Items from an interface collection -
--

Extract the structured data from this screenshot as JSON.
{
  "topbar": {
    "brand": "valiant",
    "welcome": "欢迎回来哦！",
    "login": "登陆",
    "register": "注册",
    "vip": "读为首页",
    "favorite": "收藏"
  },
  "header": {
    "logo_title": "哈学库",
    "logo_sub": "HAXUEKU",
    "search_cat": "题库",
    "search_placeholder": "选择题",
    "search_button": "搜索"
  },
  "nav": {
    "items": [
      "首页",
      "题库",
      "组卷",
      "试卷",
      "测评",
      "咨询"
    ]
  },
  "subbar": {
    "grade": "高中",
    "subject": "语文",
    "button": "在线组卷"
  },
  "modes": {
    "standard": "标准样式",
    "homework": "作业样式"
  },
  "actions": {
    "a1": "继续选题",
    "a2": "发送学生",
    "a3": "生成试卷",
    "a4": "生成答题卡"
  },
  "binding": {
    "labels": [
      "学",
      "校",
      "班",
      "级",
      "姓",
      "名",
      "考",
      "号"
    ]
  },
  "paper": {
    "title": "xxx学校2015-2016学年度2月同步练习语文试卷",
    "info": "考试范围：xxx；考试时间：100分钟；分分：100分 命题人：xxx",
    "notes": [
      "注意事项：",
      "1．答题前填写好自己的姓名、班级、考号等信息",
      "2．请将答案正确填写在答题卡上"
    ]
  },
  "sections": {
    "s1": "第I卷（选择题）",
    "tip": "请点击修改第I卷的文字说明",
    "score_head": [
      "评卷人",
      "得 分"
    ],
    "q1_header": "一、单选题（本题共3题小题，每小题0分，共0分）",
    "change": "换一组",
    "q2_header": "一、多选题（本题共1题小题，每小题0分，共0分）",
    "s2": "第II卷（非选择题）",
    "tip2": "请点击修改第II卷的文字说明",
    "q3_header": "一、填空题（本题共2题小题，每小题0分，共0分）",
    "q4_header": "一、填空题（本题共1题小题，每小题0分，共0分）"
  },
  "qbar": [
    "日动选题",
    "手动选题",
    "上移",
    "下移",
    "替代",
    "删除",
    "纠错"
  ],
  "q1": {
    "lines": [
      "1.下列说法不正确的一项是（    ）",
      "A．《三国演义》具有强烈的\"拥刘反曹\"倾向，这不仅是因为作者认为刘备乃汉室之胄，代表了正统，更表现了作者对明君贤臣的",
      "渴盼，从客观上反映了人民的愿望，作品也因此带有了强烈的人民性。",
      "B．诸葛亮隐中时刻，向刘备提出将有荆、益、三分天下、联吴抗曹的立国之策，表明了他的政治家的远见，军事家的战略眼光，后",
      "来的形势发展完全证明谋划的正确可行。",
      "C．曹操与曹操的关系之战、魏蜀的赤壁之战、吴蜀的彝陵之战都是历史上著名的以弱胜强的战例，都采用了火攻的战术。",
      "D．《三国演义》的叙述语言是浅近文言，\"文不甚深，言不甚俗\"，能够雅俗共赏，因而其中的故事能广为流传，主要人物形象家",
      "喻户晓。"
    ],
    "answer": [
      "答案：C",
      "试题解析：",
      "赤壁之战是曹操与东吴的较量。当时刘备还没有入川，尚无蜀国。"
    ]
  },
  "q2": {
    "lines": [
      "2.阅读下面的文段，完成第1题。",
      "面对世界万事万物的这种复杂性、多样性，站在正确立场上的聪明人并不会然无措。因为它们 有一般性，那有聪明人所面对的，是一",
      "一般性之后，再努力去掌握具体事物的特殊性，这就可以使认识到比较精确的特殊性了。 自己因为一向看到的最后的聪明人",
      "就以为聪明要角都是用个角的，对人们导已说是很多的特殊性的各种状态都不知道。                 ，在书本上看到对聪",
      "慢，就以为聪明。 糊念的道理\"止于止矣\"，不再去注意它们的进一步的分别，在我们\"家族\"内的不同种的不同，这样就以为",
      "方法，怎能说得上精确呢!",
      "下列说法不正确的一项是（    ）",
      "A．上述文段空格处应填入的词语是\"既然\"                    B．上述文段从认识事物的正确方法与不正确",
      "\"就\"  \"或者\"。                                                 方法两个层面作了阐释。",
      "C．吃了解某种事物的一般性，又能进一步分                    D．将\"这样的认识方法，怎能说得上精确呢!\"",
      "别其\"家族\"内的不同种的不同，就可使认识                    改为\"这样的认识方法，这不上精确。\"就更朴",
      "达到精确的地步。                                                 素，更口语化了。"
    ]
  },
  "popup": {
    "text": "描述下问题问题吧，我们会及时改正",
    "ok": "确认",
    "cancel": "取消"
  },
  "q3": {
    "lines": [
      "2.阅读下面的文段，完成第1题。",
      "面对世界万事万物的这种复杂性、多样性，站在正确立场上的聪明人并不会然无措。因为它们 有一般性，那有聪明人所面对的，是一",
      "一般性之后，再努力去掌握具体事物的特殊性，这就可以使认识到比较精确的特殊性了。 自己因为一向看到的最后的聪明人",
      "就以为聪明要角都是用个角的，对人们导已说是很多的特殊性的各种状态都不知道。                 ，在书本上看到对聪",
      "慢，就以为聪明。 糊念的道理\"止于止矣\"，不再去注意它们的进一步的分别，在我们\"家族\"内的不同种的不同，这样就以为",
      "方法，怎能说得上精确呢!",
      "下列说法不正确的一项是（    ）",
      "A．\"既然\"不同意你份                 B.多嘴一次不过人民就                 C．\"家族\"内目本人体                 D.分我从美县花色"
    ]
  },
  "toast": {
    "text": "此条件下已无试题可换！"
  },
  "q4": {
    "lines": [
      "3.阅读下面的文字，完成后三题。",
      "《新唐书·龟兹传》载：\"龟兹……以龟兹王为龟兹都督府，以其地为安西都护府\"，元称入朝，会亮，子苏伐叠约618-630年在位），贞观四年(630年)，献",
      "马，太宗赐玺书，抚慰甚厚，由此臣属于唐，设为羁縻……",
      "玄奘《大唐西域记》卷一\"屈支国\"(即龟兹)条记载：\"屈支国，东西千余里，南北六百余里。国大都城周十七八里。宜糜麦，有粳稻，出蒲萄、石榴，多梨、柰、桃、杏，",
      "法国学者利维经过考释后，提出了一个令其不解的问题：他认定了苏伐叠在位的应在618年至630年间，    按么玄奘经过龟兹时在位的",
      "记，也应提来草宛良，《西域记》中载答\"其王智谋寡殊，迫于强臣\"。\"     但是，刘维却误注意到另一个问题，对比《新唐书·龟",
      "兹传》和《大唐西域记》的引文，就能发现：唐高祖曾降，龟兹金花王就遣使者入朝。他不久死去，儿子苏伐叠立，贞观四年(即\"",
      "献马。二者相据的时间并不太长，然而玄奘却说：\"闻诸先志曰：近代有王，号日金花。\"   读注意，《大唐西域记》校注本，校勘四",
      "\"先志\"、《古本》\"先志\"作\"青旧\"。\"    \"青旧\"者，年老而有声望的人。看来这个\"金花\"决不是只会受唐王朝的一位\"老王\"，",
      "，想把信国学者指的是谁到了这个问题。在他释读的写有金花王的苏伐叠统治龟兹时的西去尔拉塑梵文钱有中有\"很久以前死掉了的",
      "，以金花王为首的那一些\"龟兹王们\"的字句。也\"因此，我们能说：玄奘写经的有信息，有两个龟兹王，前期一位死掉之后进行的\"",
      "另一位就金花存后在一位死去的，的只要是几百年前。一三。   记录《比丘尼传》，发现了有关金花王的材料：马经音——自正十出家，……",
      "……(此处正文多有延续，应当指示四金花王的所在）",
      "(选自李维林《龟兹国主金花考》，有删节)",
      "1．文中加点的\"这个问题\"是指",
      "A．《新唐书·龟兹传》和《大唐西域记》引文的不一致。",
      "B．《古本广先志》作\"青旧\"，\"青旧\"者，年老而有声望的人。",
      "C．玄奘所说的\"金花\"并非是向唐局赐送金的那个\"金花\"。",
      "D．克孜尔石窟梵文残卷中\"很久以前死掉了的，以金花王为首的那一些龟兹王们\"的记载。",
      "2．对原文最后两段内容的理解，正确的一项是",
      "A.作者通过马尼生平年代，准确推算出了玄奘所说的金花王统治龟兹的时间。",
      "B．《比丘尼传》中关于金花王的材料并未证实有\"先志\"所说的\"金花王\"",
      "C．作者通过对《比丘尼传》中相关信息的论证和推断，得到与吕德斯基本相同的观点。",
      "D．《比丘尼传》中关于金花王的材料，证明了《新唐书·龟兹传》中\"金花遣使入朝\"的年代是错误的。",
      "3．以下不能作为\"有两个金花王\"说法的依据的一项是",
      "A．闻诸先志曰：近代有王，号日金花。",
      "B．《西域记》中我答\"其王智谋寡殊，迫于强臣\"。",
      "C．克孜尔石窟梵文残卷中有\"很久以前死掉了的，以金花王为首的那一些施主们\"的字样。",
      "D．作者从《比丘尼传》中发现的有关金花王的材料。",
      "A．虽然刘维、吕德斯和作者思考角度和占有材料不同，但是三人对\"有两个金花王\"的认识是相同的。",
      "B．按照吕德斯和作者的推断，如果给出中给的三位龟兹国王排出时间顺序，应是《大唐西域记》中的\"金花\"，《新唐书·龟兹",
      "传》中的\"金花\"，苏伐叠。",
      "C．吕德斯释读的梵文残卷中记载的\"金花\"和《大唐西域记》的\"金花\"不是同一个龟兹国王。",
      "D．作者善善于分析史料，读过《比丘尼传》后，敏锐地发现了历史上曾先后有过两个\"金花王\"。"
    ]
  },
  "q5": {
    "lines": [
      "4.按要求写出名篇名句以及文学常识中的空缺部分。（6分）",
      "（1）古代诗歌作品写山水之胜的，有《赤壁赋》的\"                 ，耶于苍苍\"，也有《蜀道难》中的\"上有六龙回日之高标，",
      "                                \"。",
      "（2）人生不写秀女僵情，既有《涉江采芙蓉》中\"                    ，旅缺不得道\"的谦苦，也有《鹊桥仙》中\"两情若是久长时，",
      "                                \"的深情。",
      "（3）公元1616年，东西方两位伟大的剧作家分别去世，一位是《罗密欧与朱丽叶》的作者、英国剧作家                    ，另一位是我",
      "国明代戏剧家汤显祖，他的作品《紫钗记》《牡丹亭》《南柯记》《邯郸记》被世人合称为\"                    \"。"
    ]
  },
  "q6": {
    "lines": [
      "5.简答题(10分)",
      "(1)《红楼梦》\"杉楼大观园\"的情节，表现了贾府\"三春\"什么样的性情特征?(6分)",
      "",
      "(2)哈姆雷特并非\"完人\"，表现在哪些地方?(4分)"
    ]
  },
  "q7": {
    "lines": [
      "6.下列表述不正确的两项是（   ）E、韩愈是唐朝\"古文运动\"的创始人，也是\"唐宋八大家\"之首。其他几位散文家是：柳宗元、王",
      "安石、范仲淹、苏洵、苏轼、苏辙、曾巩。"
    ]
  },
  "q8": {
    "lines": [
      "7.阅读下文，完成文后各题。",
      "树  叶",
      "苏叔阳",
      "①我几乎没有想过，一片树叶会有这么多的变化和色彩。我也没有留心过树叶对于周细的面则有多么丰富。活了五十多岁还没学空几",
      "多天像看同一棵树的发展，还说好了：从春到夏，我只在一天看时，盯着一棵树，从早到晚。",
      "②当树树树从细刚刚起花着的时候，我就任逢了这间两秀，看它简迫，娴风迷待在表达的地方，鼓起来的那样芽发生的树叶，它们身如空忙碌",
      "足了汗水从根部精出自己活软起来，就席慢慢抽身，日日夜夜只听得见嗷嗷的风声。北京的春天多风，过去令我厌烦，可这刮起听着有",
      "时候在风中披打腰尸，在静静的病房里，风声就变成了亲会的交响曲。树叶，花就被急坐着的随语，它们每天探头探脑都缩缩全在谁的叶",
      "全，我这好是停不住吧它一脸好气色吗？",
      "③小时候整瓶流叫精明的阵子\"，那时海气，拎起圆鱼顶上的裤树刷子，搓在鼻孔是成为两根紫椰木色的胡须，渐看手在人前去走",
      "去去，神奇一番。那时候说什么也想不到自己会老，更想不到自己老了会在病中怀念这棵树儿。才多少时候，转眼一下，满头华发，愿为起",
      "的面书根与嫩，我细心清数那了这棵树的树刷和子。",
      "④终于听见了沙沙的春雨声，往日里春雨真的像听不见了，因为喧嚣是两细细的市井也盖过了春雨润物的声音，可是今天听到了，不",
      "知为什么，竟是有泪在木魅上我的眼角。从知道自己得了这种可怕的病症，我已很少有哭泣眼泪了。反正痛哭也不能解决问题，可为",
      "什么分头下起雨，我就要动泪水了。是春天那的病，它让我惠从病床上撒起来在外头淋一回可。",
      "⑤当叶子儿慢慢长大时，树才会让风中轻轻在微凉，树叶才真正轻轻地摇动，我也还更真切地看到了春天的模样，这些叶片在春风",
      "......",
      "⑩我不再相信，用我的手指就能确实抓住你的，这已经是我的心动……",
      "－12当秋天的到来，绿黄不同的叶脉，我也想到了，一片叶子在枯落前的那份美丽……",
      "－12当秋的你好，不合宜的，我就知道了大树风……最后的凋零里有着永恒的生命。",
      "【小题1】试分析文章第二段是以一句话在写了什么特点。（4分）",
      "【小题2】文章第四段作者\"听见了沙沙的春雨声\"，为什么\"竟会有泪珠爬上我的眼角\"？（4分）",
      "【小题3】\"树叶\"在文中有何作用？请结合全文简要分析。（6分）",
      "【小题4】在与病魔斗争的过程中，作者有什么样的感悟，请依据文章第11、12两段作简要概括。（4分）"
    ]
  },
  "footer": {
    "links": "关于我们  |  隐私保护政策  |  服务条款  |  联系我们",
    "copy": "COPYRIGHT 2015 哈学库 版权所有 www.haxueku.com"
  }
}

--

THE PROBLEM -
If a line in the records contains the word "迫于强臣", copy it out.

EXERCISE SOLUTION -
      "记，也应提来草宛良，《西域记》中载答\"其王智谋寡殊，迫于强臣\"。\"     但是，刘维却误注意到另一个问题，对比《新唐书·龟",
      "B．《西域记》中我答\"其王智谋寡殊，迫于强臣\"。",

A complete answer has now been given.